Top of RECORD SET

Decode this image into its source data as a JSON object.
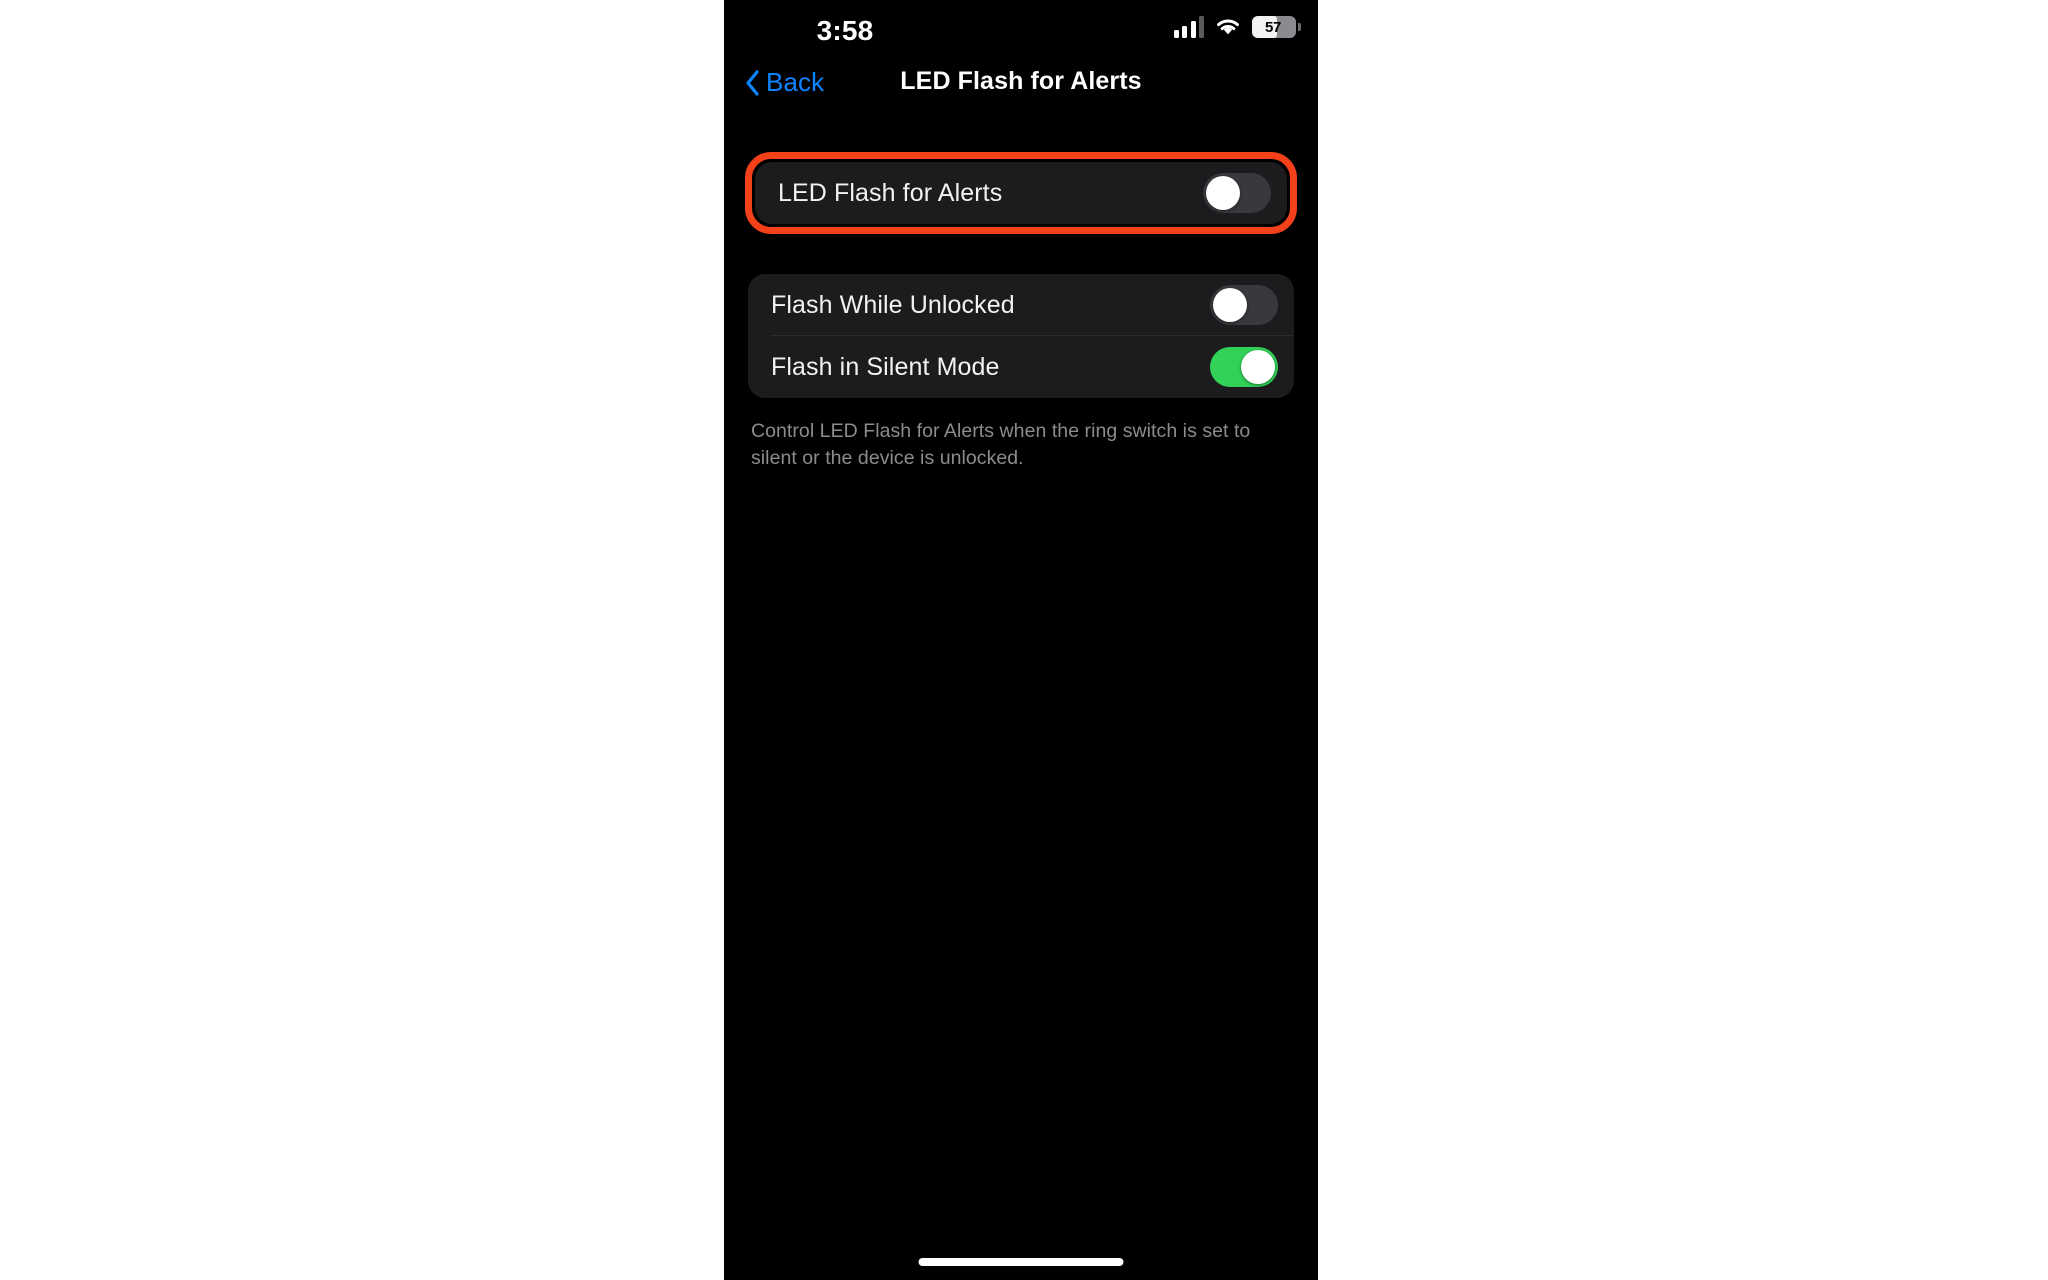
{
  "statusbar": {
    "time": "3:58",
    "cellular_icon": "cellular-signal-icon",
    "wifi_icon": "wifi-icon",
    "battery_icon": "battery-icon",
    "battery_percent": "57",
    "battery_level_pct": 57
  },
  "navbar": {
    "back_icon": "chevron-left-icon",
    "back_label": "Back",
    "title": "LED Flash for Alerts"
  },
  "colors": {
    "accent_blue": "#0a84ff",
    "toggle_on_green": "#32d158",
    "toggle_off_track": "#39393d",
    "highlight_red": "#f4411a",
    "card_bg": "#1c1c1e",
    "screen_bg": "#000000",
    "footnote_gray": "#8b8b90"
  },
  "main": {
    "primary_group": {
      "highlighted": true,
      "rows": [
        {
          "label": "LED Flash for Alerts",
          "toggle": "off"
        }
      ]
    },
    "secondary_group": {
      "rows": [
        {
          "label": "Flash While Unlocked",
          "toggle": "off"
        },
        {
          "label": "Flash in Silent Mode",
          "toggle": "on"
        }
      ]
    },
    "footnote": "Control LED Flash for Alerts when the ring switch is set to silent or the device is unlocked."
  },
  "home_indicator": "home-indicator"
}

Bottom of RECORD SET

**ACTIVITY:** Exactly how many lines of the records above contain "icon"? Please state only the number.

**SOLUTION TO THE EXERCISE:** 4